[Dataset rows for apps and sites]

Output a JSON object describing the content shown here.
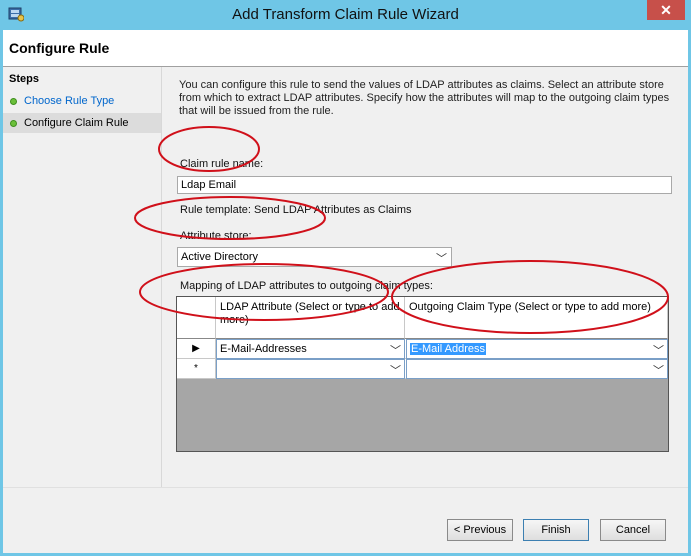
{
  "window": {
    "title": "Add Transform Claim Rule Wizard",
    "close_glyph": "✕"
  },
  "header": {
    "title": "Configure Rule"
  },
  "steps": {
    "title": "Steps",
    "items": [
      {
        "label": "Choose Rule Type"
      },
      {
        "label": "Configure Claim Rule"
      }
    ]
  },
  "intro": "You can configure this rule to send the values of LDAP attributes as claims. Select an attribute store from which to extract LDAP attributes. Specify how the attributes will map to the outgoing claim types that will be issued from the rule.",
  "rule_name": {
    "label": "Claim rule name:",
    "value": "Ldap Email"
  },
  "rule_template": "Rule template: Send LDAP Attributes as Claims",
  "attribute_store": {
    "label": "Attribute store:",
    "value": "Active Directory"
  },
  "mapping": {
    "label": "Mapping of LDAP attributes to outgoing claim types:",
    "columns": [
      "LDAP Attribute (Select or type to add more)",
      "Outgoing Claim Type (Select or type to add more)"
    ],
    "rows": [
      {
        "marker": "▶",
        "ldap": "E-Mail-Addresses",
        "claim": "E-Mail Address"
      },
      {
        "marker": "*",
        "ldap": "",
        "claim": ""
      }
    ]
  },
  "buttons": {
    "previous": "< Previous",
    "finish": "Finish",
    "cancel": "Cancel"
  },
  "colors": {
    "titlebar": "#6fc6e6",
    "annotation": "#d0101a",
    "selection": "#3399ff"
  },
  "icons": {
    "app": "wizard-app-icon",
    "dropdown": "chevron-down-icon"
  }
}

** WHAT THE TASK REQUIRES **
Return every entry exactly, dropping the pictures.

** RESPONSE AREA **
Output a JSON object describing the content shown here.
{
  "window": {
    "title": "Add Transform Claim Rule Wizard",
    "close_glyph": "✕"
  },
  "header": {
    "title": "Configure Rule"
  },
  "steps": {
    "title": "Steps",
    "items": [
      {
        "label": "Choose Rule Type"
      },
      {
        "label": "Configure Claim Rule"
      }
    ]
  },
  "intro": "You can configure this rule to send the values of LDAP attributes as claims. Select an attribute store from which to extract LDAP attributes. Specify how the attributes will map to the outgoing claim types that will be issued from the rule.",
  "rule_name": {
    "label": "Claim rule name:",
    "value": "Ldap Email"
  },
  "rule_template": "Rule template: Send LDAP Attributes as Claims",
  "attribute_store": {
    "label": "Attribute store:",
    "value": "Active Directory"
  },
  "mapping": {
    "label": "Mapping of LDAP attributes to outgoing claim types:",
    "columns": [
      "LDAP Attribute (Select or type to add more)",
      "Outgoing Claim Type (Select or type to add more)"
    ],
    "rows": [
      {
        "marker": "▶",
        "ldap": "E-Mail-Addresses",
        "claim": "E-Mail Address"
      },
      {
        "marker": "*",
        "ldap": "",
        "claim": ""
      }
    ]
  },
  "buttons": {
    "previous": "< Previous",
    "finish": "Finish",
    "cancel": "Cancel"
  },
  "colors": {
    "titlebar": "#6fc6e6",
    "annotation": "#d0101a",
    "selection": "#3399ff"
  },
  "icons": {
    "app": "wizard-app-icon",
    "dropdown": "chevron-down-icon"
  }
}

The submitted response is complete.